The diet is named after Dr. Pierre Dukan, a 69-year-old French neurologist whose books have already sold millions of copies and been translated into 14 languages. Dukan's big idea, which he says he stumbled upon four decades ago, is either being touted as an Atkins look-alike or the secret to keeping French women thin.What's the truth?
"It's a high protein, low carb, very restrictive diet," registered dietitian Keri Glassman explained on "The Early Show on Saturday Morning." "The star players of this diet are lean protein, oat bran, and water. And ultimately, it promises that you can eat whatever you want.
"It's very similar to (the) Atkins (diet)," she added, "except it focuses on lean protein, and you are not allowed to have the fat."
Actually, you're not allowed to have much of anything, which might explain why it promises weight loss of two pounds a week.
The diet has four stages: attack, cruise, consolidation and stabilization. In attack mode, you eat nothing but lean protein, a bit of oat brain and lots of water. In cruise, you stick with lean protein, add move oat bran and mix in non starchy vegetables every other day. In consolidation, you get wild and crazy, adding two slices of bread, an apple and a slice of cheese. You also get two "celebratory meals" in which you can mostly eat what you want. After you have lost enough weight, you hit the stabilization phase, in which all kinds of yummy foods like fried chicken and mac and cheese find their way onto the menu.
There's also an exercise component, but it's light enough to appeal to most - 20 minutes of walking a day and no elevators. Hope you don't work in the Empire State Building.
What do the experts think?
"This is just another one of those diets invented by a charismatic individual who makes a lot of promises and has loads of testimonials but is not based on any scientific data whatsoever," Frank Sacks, professor of cardiovascular disease prevention at Harvard, told the Times.
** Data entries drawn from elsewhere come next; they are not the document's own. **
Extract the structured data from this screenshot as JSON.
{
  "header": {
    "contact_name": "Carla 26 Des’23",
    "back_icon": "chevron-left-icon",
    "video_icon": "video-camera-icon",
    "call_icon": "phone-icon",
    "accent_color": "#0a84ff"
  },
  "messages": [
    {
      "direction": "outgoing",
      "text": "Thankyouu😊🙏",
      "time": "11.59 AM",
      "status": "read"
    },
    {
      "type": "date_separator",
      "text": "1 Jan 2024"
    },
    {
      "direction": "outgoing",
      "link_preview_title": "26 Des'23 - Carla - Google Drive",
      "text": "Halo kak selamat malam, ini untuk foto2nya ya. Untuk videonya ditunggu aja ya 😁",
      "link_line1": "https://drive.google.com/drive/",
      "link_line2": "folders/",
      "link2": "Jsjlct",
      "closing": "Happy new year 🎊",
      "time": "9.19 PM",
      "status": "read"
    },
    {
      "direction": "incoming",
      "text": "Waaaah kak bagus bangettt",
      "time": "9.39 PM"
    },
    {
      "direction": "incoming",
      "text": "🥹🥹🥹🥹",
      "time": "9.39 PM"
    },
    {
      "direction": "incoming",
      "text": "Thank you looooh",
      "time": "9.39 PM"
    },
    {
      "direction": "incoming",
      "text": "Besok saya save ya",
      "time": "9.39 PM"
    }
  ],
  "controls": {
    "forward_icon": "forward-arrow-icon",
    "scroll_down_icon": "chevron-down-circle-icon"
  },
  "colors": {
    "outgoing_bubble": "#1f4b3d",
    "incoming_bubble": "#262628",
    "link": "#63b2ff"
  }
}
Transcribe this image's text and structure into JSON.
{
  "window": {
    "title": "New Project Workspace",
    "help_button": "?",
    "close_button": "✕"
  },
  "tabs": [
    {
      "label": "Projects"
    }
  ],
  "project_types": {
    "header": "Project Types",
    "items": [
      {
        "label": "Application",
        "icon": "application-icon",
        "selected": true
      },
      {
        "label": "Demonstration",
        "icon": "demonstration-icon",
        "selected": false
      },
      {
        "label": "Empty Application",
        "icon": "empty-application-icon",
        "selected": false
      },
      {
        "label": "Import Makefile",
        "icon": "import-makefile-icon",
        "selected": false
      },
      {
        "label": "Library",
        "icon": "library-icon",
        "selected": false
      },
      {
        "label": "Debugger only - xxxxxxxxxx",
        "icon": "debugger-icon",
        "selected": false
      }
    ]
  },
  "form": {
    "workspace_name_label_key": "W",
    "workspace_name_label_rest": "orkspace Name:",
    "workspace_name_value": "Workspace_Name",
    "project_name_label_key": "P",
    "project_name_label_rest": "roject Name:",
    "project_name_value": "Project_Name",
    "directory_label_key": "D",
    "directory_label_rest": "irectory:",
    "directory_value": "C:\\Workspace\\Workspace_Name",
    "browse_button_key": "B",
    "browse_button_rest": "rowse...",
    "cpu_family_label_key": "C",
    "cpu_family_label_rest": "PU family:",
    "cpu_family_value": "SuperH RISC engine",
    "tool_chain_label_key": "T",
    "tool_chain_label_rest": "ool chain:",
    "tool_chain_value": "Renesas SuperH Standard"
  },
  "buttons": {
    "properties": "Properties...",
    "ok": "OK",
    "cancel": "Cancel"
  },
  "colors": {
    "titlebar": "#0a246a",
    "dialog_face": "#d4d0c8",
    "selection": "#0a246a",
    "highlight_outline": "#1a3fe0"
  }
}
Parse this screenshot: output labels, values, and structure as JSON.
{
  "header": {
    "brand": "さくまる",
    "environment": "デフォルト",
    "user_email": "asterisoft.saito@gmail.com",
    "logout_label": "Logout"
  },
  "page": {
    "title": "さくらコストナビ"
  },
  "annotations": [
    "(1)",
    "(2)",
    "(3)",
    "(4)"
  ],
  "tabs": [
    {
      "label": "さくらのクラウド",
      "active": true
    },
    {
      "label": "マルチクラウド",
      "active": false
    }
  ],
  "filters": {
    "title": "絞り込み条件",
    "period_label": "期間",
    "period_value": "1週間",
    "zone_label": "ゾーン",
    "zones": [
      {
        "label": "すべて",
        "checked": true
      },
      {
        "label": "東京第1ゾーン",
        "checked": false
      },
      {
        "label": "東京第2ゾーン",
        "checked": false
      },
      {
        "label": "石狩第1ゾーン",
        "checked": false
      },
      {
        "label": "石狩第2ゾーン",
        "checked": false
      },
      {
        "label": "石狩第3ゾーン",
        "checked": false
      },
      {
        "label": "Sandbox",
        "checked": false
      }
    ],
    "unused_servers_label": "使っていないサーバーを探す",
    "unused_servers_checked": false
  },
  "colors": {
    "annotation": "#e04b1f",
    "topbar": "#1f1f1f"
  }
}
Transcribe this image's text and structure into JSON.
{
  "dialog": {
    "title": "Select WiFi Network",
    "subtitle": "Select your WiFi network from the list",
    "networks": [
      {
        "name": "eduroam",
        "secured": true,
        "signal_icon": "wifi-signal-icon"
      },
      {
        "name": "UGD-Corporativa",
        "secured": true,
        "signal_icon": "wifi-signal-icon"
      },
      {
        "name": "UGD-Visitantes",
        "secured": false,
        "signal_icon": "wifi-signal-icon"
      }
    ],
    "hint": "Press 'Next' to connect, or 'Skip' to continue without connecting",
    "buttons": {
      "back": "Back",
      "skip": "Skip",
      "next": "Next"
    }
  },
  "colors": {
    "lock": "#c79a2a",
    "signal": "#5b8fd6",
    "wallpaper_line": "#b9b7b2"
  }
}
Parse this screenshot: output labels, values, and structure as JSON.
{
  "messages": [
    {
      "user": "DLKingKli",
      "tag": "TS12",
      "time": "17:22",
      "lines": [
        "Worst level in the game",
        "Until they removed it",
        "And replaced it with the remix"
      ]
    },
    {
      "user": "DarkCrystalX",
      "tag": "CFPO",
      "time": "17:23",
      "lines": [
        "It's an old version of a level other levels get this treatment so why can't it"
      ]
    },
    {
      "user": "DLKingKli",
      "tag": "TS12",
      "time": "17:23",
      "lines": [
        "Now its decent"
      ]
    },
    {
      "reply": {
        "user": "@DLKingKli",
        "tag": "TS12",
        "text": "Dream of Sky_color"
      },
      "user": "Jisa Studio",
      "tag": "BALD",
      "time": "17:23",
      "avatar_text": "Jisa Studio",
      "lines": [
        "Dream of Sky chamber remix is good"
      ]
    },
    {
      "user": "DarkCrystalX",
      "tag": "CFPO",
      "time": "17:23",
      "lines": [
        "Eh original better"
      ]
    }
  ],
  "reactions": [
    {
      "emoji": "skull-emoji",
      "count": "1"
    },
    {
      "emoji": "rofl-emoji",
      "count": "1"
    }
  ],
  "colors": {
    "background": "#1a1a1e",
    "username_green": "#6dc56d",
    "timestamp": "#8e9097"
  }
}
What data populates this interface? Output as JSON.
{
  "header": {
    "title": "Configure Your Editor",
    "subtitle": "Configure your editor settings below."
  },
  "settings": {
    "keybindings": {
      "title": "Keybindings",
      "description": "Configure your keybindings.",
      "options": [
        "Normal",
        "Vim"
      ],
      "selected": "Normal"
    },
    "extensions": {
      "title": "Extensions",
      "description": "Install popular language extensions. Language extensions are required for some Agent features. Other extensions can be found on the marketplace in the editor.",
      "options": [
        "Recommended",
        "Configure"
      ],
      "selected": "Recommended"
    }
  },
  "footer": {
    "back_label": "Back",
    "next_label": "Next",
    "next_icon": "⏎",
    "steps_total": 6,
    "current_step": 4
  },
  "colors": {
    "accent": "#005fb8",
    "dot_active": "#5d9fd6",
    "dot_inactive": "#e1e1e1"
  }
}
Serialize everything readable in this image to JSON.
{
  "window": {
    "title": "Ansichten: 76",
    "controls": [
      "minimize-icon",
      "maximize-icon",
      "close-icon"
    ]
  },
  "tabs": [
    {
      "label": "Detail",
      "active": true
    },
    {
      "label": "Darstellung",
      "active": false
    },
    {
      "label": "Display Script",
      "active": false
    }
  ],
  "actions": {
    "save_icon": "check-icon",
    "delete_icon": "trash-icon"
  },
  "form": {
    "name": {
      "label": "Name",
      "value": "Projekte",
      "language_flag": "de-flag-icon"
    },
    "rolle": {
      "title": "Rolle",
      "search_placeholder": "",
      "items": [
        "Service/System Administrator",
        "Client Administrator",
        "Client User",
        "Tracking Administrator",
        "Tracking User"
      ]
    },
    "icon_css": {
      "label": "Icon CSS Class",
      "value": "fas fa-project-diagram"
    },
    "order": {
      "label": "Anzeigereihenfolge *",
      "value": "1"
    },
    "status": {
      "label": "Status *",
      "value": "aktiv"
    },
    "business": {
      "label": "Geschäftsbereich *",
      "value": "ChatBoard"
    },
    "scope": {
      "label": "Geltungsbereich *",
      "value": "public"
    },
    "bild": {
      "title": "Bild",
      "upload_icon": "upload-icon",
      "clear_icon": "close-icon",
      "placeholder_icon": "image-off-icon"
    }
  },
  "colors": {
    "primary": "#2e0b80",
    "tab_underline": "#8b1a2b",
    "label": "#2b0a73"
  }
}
"This is not something I'm a fan of, Glassman told Rebecca Jarvis on the Early Show. "I think a lot of Americans are gonna try it, because of all of the success ... across the pond. However, it is not something to do for lifelong weight loss, and especially for lifelong health."
But that hasn't stopped Dukan from energetically bringing his pitch to America.
"My dear friends, today I am reaching out to you with the certainty that I can help you put an end to the inevitability of weight problems in North America," he wrote in the preface of the American edition, according to the New York Times.
With one third of Americans struggling with obesity and type-2 diabetes on the rise, helping us drop a few pounds would be a welcome piece of cross-Atlantic good will.
Perhaps it's worth putting up with some bad breath and constipation.
WHAT DO YOU THINK?
Does the Dukan Diet make sense or is it just another unhealthy fad?